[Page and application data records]

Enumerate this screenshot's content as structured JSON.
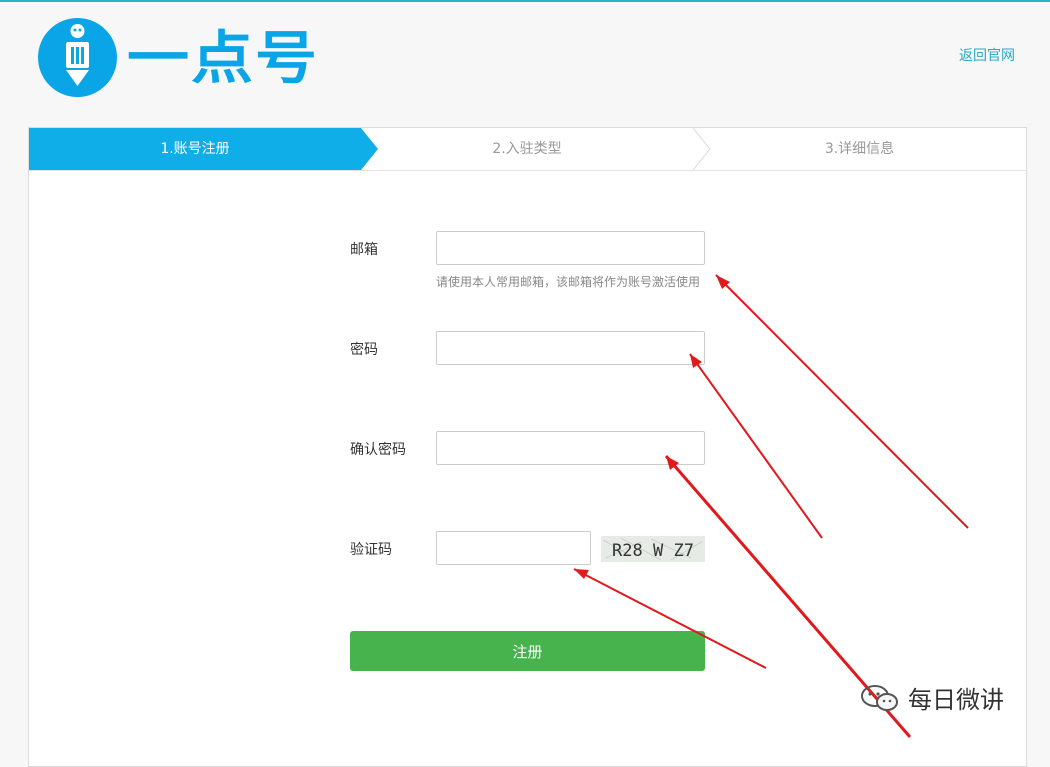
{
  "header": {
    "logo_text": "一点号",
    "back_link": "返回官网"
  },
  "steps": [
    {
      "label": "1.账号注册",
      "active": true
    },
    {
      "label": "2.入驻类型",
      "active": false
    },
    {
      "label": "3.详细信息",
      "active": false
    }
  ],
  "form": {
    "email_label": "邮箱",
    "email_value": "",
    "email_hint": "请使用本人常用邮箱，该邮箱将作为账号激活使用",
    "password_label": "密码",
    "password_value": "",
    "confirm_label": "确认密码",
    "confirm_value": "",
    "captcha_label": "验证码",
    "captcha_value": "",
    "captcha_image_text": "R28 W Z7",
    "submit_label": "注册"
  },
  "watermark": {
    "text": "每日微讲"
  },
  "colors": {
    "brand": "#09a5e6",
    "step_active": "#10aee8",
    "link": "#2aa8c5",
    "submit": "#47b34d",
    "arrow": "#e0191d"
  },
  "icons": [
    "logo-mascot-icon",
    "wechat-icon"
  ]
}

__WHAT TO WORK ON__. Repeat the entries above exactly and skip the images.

__RESULT__.
Enumerate this screenshot's content as structured JSON.
{
  "header": {
    "logo_text": "一点号",
    "back_link": "返回官网"
  },
  "steps": [
    {
      "label": "1.账号注册",
      "active": true
    },
    {
      "label": "2.入驻类型",
      "active": false
    },
    {
      "label": "3.详细信息",
      "active": false
    }
  ],
  "form": {
    "email_label": "邮箱",
    "email_value": "",
    "email_hint": "请使用本人常用邮箱，该邮箱将作为账号激活使用",
    "password_label": "密码",
    "password_value": "",
    "confirm_label": "确认密码",
    "confirm_value": "",
    "captcha_label": "验证码",
    "captcha_value": "",
    "captcha_image_text": "R28 W Z7",
    "submit_label": "注册"
  },
  "watermark": {
    "text": "每日微讲"
  },
  "colors": {
    "brand": "#09a5e6",
    "step_active": "#10aee8",
    "link": "#2aa8c5",
    "submit": "#47b34d",
    "arrow": "#e0191d"
  },
  "icons": [
    "logo-mascot-icon",
    "wechat-icon"
  ]
}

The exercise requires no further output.